Bryan S. Turner is Professor of Sociology in the Asia Research Institute at the National University of Singapore and the author of The Body and Society (1996).

Embodied Habitus
Shun Inoue
Keywords communication, local knowledge, martial art, practical sense, tacit knowing himself physically. Herrigel didnt understand what the master meant. How can one draw the bow without exerting oneself? The master replied: You must not draw the bow with your physical strength; you must do it with your mind. It took about a year for Herrigel to learn the proper way of drawing the bow with proper posture and breathing, keeping his arm and shoulder muscles thoroughly relaxed. The next step was to shoot an arrow. Herrigel had trouble with the timing of discharging the arrow and the master advised him not to think of the timing: Your intention of getting the timing right causes your trouble. Dont make any conscious effort of shooting. You must abandon your intentions and just wait for the time when the arrow leaves by itself. Being baffled, Herrigel asked: Who on earth shoots the arrow, then? The masters answer was: Once you have understood that, you will have no further need of me.

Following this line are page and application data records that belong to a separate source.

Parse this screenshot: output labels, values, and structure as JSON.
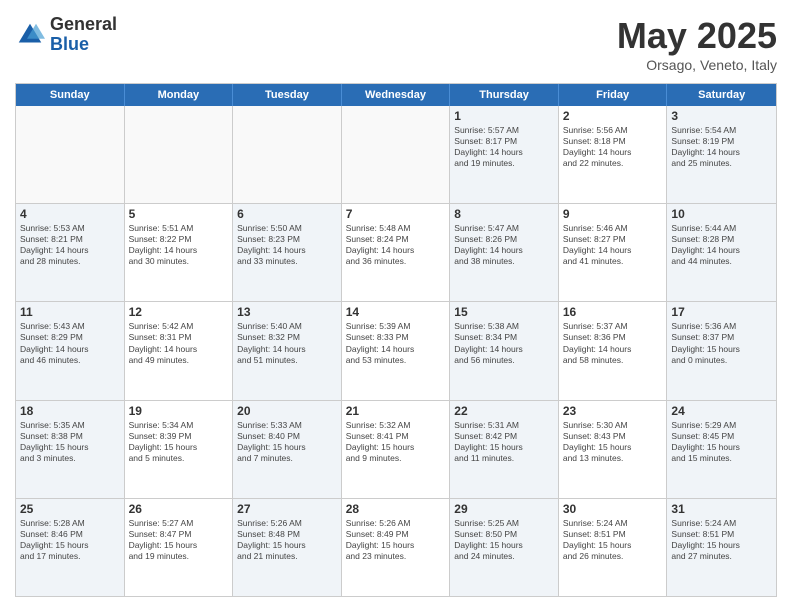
{
  "logo": {
    "general": "General",
    "blue": "Blue"
  },
  "title": "May 2025",
  "subtitle": "Orsago, Veneto, Italy",
  "days": [
    "Sunday",
    "Monday",
    "Tuesday",
    "Wednesday",
    "Thursday",
    "Friday",
    "Saturday"
  ],
  "rows": [
    [
      {
        "day": "",
        "info": ""
      },
      {
        "day": "",
        "info": ""
      },
      {
        "day": "",
        "info": ""
      },
      {
        "day": "",
        "info": ""
      },
      {
        "day": "1",
        "info": "Sunrise: 5:57 AM\nSunset: 8:17 PM\nDaylight: 14 hours\nand 19 minutes."
      },
      {
        "day": "2",
        "info": "Sunrise: 5:56 AM\nSunset: 8:18 PM\nDaylight: 14 hours\nand 22 minutes."
      },
      {
        "day": "3",
        "info": "Sunrise: 5:54 AM\nSunset: 8:19 PM\nDaylight: 14 hours\nand 25 minutes."
      }
    ],
    [
      {
        "day": "4",
        "info": "Sunrise: 5:53 AM\nSunset: 8:21 PM\nDaylight: 14 hours\nand 28 minutes."
      },
      {
        "day": "5",
        "info": "Sunrise: 5:51 AM\nSunset: 8:22 PM\nDaylight: 14 hours\nand 30 minutes."
      },
      {
        "day": "6",
        "info": "Sunrise: 5:50 AM\nSunset: 8:23 PM\nDaylight: 14 hours\nand 33 minutes."
      },
      {
        "day": "7",
        "info": "Sunrise: 5:48 AM\nSunset: 8:24 PM\nDaylight: 14 hours\nand 36 minutes."
      },
      {
        "day": "8",
        "info": "Sunrise: 5:47 AM\nSunset: 8:26 PM\nDaylight: 14 hours\nand 38 minutes."
      },
      {
        "day": "9",
        "info": "Sunrise: 5:46 AM\nSunset: 8:27 PM\nDaylight: 14 hours\nand 41 minutes."
      },
      {
        "day": "10",
        "info": "Sunrise: 5:44 AM\nSunset: 8:28 PM\nDaylight: 14 hours\nand 44 minutes."
      }
    ],
    [
      {
        "day": "11",
        "info": "Sunrise: 5:43 AM\nSunset: 8:29 PM\nDaylight: 14 hours\nand 46 minutes."
      },
      {
        "day": "12",
        "info": "Sunrise: 5:42 AM\nSunset: 8:31 PM\nDaylight: 14 hours\nand 49 minutes."
      },
      {
        "day": "13",
        "info": "Sunrise: 5:40 AM\nSunset: 8:32 PM\nDaylight: 14 hours\nand 51 minutes."
      },
      {
        "day": "14",
        "info": "Sunrise: 5:39 AM\nSunset: 8:33 PM\nDaylight: 14 hours\nand 53 minutes."
      },
      {
        "day": "15",
        "info": "Sunrise: 5:38 AM\nSunset: 8:34 PM\nDaylight: 14 hours\nand 56 minutes."
      },
      {
        "day": "16",
        "info": "Sunrise: 5:37 AM\nSunset: 8:36 PM\nDaylight: 14 hours\nand 58 minutes."
      },
      {
        "day": "17",
        "info": "Sunrise: 5:36 AM\nSunset: 8:37 PM\nDaylight: 15 hours\nand 0 minutes."
      }
    ],
    [
      {
        "day": "18",
        "info": "Sunrise: 5:35 AM\nSunset: 8:38 PM\nDaylight: 15 hours\nand 3 minutes."
      },
      {
        "day": "19",
        "info": "Sunrise: 5:34 AM\nSunset: 8:39 PM\nDaylight: 15 hours\nand 5 minutes."
      },
      {
        "day": "20",
        "info": "Sunrise: 5:33 AM\nSunset: 8:40 PM\nDaylight: 15 hours\nand 7 minutes."
      },
      {
        "day": "21",
        "info": "Sunrise: 5:32 AM\nSunset: 8:41 PM\nDaylight: 15 hours\nand 9 minutes."
      },
      {
        "day": "22",
        "info": "Sunrise: 5:31 AM\nSunset: 8:42 PM\nDaylight: 15 hours\nand 11 minutes."
      },
      {
        "day": "23",
        "info": "Sunrise: 5:30 AM\nSunset: 8:43 PM\nDaylight: 15 hours\nand 13 minutes."
      },
      {
        "day": "24",
        "info": "Sunrise: 5:29 AM\nSunset: 8:45 PM\nDaylight: 15 hours\nand 15 minutes."
      }
    ],
    [
      {
        "day": "25",
        "info": "Sunrise: 5:28 AM\nSunset: 8:46 PM\nDaylight: 15 hours\nand 17 minutes."
      },
      {
        "day": "26",
        "info": "Sunrise: 5:27 AM\nSunset: 8:47 PM\nDaylight: 15 hours\nand 19 minutes."
      },
      {
        "day": "27",
        "info": "Sunrise: 5:26 AM\nSunset: 8:48 PM\nDaylight: 15 hours\nand 21 minutes."
      },
      {
        "day": "28",
        "info": "Sunrise: 5:26 AM\nSunset: 8:49 PM\nDaylight: 15 hours\nand 23 minutes."
      },
      {
        "day": "29",
        "info": "Sunrise: 5:25 AM\nSunset: 8:50 PM\nDaylight: 15 hours\nand 24 minutes."
      },
      {
        "day": "30",
        "info": "Sunrise: 5:24 AM\nSunset: 8:51 PM\nDaylight: 15 hours\nand 26 minutes."
      },
      {
        "day": "31",
        "info": "Sunrise: 5:24 AM\nSunset: 8:51 PM\nDaylight: 15 hours\nand 27 minutes."
      }
    ]
  ]
}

n 1924 the German philosopher Eugen Herrigel (18841955) arrived in Japan to teach at the Tohoku University in Sendai. While lecturing on philosophy and the classics, he became a student of the famous kyudo (Japanese archery) master Kenzo Awa (18801939). The reason why Herrigel chose kyudo was that he thought, erroneously as it turned out, that his experience in target shooting with rifles would be useful. Later, in 1936, he looked back on his kyudo training under the guidance of Awa in one of his lectures in Berlin (Herrigel, 1936). The training began by learning the proper posture and motion of drawing the bow. In this practice, the master advised Herrigel not to exert